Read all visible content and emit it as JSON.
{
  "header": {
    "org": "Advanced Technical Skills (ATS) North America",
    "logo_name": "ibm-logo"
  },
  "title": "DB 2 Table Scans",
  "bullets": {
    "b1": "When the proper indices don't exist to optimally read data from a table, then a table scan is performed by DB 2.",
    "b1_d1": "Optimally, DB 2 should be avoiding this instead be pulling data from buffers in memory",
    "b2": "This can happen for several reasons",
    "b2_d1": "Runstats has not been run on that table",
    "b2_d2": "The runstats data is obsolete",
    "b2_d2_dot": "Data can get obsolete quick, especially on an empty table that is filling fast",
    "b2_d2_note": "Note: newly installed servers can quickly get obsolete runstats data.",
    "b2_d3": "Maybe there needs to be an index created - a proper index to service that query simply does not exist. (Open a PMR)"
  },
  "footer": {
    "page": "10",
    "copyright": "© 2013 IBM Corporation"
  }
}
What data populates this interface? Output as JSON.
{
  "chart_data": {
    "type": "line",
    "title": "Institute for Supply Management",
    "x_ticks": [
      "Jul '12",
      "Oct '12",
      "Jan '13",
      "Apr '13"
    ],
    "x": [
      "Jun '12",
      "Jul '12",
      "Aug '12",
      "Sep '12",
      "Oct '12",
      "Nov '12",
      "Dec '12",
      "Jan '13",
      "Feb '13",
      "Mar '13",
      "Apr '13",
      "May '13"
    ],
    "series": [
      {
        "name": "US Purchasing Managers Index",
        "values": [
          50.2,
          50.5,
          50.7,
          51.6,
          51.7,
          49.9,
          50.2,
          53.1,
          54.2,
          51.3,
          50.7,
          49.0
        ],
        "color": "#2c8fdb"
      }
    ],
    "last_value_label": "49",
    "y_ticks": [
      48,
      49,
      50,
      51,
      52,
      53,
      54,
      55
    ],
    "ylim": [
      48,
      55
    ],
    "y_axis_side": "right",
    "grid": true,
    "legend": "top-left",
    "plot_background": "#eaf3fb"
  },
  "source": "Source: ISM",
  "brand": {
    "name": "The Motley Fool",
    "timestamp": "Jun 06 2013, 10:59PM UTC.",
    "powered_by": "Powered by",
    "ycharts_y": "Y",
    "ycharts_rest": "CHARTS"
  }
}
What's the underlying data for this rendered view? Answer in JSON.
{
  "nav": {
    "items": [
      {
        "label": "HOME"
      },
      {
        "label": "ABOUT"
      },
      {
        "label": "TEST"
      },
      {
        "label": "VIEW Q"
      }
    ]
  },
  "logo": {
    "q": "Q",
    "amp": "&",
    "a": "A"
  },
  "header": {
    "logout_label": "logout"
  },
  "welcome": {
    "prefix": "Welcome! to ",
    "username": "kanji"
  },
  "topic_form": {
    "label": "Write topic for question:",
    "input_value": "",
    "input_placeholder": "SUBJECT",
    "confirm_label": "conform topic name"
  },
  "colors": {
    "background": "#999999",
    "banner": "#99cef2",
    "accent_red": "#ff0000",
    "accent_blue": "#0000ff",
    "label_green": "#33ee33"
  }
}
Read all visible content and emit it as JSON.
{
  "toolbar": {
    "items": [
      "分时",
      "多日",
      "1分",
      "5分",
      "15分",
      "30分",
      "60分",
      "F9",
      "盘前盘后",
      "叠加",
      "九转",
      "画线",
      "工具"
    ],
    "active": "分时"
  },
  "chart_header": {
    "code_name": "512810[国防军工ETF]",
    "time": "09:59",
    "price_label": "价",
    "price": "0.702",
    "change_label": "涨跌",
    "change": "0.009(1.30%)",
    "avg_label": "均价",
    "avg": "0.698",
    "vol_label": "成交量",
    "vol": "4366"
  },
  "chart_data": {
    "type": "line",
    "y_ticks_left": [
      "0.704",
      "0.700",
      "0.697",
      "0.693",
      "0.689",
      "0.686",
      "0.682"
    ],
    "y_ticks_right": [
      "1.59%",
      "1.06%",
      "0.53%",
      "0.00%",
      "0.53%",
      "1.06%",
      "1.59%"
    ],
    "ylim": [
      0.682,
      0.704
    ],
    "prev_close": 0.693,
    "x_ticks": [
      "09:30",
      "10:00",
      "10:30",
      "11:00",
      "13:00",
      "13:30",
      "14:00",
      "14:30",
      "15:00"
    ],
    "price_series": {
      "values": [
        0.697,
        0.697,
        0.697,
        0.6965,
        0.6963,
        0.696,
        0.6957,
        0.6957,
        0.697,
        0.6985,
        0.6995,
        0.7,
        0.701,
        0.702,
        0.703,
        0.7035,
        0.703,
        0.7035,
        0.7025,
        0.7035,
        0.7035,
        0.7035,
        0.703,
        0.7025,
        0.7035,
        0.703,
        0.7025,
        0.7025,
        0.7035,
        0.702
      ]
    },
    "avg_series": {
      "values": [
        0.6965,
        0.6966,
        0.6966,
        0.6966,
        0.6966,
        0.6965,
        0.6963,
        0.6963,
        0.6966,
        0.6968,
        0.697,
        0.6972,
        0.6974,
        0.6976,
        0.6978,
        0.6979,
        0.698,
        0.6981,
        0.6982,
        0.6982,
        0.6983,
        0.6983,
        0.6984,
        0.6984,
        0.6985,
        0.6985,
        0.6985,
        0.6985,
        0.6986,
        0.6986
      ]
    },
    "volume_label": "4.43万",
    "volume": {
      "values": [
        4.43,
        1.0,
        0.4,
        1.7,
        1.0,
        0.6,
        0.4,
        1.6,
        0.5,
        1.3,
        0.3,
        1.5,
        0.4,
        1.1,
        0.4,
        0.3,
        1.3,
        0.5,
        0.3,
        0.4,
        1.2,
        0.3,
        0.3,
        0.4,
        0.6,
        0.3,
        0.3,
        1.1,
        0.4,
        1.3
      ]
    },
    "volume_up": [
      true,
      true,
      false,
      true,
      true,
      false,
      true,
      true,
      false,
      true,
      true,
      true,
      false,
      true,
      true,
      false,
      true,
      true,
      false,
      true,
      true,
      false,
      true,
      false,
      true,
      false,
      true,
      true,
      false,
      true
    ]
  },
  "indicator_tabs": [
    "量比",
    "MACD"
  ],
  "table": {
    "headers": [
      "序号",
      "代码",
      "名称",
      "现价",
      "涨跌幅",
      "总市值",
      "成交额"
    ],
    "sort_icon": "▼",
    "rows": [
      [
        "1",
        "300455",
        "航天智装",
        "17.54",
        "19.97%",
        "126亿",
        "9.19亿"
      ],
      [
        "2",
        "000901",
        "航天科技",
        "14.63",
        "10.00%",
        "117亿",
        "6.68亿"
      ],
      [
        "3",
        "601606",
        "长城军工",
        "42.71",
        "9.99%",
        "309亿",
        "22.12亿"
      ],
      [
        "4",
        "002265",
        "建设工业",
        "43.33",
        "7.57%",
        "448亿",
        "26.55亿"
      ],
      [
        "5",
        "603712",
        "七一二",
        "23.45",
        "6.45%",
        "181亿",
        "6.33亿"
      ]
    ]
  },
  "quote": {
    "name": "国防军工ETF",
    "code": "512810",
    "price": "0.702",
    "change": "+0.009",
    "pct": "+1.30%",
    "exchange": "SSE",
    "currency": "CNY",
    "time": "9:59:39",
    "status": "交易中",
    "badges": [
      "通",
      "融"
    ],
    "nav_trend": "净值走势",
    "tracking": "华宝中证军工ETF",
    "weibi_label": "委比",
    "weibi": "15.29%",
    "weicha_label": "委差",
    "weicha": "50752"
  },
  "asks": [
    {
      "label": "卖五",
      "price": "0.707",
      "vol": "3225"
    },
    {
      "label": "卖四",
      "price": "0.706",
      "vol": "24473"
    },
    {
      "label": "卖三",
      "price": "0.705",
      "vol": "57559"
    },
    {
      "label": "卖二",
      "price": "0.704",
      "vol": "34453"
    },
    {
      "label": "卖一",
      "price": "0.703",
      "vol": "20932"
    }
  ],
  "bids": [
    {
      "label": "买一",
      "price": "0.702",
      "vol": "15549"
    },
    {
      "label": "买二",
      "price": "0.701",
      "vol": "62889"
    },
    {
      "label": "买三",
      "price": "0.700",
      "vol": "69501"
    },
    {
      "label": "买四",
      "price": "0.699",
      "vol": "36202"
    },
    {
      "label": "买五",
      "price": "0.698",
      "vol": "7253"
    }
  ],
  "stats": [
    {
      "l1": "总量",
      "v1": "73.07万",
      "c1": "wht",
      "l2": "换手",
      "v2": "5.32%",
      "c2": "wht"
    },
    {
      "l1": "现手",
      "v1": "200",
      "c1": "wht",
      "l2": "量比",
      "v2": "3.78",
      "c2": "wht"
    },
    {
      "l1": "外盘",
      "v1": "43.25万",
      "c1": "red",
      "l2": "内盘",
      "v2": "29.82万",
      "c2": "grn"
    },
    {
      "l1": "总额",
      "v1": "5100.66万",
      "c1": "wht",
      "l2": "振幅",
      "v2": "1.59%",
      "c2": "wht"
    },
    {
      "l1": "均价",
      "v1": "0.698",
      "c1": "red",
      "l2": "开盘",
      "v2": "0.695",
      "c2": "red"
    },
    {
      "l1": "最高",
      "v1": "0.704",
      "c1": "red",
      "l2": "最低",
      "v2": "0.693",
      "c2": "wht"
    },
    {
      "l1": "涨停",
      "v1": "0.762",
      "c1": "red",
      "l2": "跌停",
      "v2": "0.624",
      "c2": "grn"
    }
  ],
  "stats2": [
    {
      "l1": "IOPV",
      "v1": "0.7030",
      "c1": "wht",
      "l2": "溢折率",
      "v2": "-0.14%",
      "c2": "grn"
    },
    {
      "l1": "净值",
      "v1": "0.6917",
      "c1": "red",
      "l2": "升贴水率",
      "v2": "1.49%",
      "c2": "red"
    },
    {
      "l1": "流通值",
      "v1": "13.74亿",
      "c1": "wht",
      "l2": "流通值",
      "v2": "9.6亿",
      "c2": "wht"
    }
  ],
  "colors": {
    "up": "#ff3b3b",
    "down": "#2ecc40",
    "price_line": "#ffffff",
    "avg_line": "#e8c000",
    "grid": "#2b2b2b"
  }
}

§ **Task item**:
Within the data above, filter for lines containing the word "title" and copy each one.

§ **Your response**:
  "title": "DB 2 Table Scans",
    "title": "Institute for Supply Management",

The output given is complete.